By Martin Asser
BBC News, Jerusalem
The basic training camp at Zikkim in southern Israel is where many young conscripts get their first taste of life in the Israeli army.
Camp accommodation consists of concrete walls and canvas
Though the boot camp is just a kilometre north of the Gaza border, hundreds of raw recruits are sent there for three weeks of boot camp before going off to join non-combat units.
They sleep behind concrete walls, but with canvas roofs, offering only patchy protection from regular rocket attacks launched by Palestinian militant groups.
The sleeping arrangements there were the object of heavy criticism even before a rocket hit the base at about 0130 on Tuesday (2330 GMT), injuring dozens of soldiers, four of them seriously.
One mother was heard on Israeli radio saying that her son had been complaining constantly that Zikkim was being peppered by the crude unguided rockets and he wanted to come home.
After Tuesday's attack dozens of parents besieged the base demanding their sons and daughters be moved to a safer location.
The initial response by the army has been to ship increased protection, but it is not clear if that will placate angry families.
Events are bound to increase public awareness about the camp, which is usually eclipsed by the nearby town of Sderot, a kilometre from the north-east corner of Gaza, and a frequent target of occasionally deadly rocket fire.
There residents feel trapped, unable to afford to move away from homes they cannot sell.

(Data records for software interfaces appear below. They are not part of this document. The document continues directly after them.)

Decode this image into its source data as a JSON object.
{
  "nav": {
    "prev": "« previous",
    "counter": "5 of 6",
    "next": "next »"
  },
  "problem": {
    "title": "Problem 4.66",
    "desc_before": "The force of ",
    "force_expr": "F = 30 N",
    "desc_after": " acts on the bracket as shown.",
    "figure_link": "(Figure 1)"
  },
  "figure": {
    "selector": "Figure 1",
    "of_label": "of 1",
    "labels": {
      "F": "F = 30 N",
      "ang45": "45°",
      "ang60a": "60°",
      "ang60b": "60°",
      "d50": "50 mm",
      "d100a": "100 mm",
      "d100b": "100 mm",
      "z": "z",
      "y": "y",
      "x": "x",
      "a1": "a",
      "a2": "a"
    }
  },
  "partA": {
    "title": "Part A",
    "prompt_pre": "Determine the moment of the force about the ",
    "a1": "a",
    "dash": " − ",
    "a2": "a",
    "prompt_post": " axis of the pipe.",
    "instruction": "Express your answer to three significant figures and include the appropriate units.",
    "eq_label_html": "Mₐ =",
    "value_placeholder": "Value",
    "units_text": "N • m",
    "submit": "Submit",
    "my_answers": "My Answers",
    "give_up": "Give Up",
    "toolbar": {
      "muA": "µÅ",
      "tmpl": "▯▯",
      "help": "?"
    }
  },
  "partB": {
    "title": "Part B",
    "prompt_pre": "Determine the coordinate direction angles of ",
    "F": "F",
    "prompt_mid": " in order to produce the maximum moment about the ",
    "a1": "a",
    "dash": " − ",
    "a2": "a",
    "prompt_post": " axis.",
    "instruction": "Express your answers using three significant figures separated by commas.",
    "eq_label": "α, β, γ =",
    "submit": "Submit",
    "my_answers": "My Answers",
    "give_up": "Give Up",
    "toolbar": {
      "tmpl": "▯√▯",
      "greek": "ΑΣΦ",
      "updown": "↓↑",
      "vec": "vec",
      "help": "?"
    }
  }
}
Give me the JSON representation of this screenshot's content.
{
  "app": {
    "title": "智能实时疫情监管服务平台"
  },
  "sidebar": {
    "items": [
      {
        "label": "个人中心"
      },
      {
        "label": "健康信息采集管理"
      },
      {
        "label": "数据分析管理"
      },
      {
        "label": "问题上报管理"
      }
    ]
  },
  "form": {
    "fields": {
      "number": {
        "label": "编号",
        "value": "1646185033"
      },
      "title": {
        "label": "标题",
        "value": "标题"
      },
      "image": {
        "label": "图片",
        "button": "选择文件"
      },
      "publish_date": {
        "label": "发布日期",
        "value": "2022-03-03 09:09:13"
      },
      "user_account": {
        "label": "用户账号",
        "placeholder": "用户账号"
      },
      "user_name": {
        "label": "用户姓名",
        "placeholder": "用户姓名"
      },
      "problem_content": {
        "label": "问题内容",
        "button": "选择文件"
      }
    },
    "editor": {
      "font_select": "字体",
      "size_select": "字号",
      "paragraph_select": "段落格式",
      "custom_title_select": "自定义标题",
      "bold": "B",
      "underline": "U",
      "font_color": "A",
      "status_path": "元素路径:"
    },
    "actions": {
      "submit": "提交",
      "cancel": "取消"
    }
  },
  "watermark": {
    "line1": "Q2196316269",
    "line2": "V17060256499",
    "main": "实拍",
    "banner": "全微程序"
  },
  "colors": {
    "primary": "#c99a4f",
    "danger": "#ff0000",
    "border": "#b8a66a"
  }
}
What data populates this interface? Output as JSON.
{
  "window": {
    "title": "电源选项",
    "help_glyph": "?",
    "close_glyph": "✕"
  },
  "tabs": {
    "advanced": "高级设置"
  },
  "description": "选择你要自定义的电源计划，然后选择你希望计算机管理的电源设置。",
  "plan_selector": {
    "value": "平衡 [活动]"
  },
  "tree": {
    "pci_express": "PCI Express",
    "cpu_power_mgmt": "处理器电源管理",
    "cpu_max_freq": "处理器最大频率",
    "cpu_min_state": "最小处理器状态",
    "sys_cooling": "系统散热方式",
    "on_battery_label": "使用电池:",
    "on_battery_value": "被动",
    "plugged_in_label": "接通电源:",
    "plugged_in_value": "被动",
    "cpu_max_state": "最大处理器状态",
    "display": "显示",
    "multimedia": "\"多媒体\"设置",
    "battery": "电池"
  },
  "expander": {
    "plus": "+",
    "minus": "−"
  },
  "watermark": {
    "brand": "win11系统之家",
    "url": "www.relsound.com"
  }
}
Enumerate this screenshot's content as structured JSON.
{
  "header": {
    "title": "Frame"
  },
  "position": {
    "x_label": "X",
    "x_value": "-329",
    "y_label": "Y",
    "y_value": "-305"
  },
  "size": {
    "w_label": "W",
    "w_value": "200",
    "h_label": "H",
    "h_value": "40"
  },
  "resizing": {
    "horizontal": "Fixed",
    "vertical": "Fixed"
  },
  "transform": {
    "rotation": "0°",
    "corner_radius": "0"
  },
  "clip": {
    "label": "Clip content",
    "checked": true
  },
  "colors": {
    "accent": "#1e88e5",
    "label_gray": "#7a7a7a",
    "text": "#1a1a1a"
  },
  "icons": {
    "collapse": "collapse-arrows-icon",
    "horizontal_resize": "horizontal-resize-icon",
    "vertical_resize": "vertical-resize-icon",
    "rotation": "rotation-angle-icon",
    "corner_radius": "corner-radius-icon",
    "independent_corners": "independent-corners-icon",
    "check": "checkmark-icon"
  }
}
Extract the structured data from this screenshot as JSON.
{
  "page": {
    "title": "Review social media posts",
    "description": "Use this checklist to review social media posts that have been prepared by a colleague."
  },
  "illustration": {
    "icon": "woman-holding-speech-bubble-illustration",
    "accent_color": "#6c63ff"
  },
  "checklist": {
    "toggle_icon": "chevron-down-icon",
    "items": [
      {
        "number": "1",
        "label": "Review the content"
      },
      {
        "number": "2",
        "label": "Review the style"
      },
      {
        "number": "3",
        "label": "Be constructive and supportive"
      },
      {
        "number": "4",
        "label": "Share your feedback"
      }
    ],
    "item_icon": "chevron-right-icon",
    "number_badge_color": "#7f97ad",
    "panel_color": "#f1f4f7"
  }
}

They also complain that the government does not do enough to defend them.
But why did the army continue to send teenage conscripts, probably heading for supply lines and desk jobs for their army service, to what was a clearly dangerous location where the only protection was - as one commentator said - "hoping for the best"?
Some have speculated that it would have looked bad to move them away, when ordinary civilians are probably facing a sterner threat.
There is also the belief that for Israel it is a good strategy to keep large numbers of troops on the Gaza border.
Although the Zikkim trainees were not being trained for front-line duty, they would have been receiving weapons training from day one as proper soldiers.
Although there seem to have been no fatalities, the attack is likely to increase public pressure on Israel's political and military leaders to do more to prevent rocket fire coming out of the Gaza Strip.
The office of Israel's beleaguered Prime Minister Ehud Olmert said he had convened a meeting of ministers and security chiefs to discuss its reaction.
The new defence minister, former PM and army chief Ehud Barak, has yet to demonstrate his strategy for Gaza, although a robust response might be expected from him.
Israel pulled its troops and settlers out of the strip in 2005 in a unilateral move that was claimed would enhance security, but it appears to have had the opposite effect on places like Sderot and Zikkim on Gaza's frontiers.
Major incursions and air strikes into Gaza have not had the desired effect. Scores of Palestinians have been killed this year, most of them militants but also dozens of civilians.
Many Palestinian analysts argue that Israel's actions increase the anger and instability in Gaza, which has also witnessed serious inter-factional Palestinian fighting since the Israeli pull-out.
Forces loyal to the radical Islamist movement Hamas, which won parliamentary elections in 2006, ousted the security forces of the secular nationalist Fatah movement, which has monopolised power in Palestinian politics for decades.
Hamas now exercises undisputed security control in Gaza, and has appeared to make no move to stop rocket fire from its side.
Tuesday's attack was claimed jointly by two groups other than Hamas or Fatah, the Popular Resistance Committees and Islamic Jihad.